_AIM OF THE EXERCISE_
What you produce should match the records below precisely, except that images are removed.

_Interface dataset entries_
^^^^^^^^^^^^^^^^

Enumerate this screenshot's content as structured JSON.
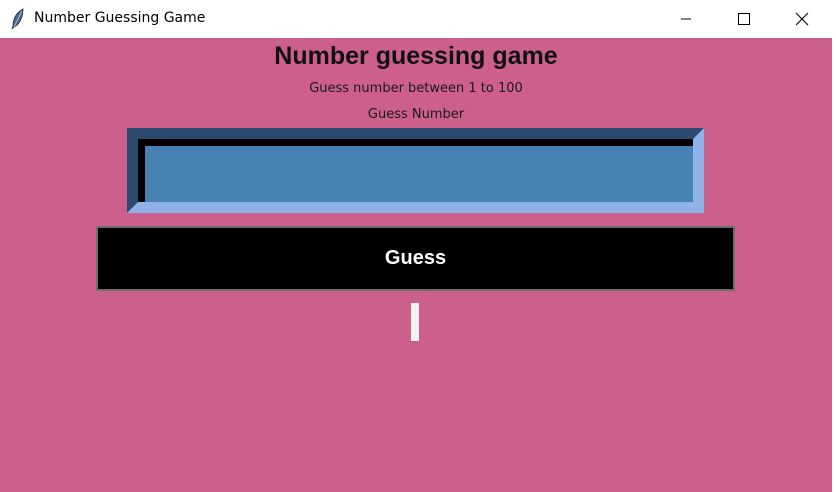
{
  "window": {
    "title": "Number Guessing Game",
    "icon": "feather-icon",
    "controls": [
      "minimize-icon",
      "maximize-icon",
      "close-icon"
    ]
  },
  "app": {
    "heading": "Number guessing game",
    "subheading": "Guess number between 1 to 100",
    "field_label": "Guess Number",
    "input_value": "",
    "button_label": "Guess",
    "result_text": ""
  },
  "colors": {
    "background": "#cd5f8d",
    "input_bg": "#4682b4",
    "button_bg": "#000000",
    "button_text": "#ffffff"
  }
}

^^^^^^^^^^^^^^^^

_TASK ANSWER_
Enumerate this screenshot's content as structured JSON.
{
  "window": {
    "title": "Number Guessing Game",
    "icon": "feather-icon",
    "controls": [
      "minimize-icon",
      "maximize-icon",
      "close-icon"
    ]
  },
  "app": {
    "heading": "Number guessing game",
    "subheading": "Guess number between 1 to 100",
    "field_label": "Guess Number",
    "input_value": "",
    "button_label": "Guess",
    "result_text": ""
  },
  "colors": {
    "background": "#cd5f8d",
    "input_bg": "#4682b4",
    "button_bg": "#000000",
    "button_text": "#ffffff"
  }
}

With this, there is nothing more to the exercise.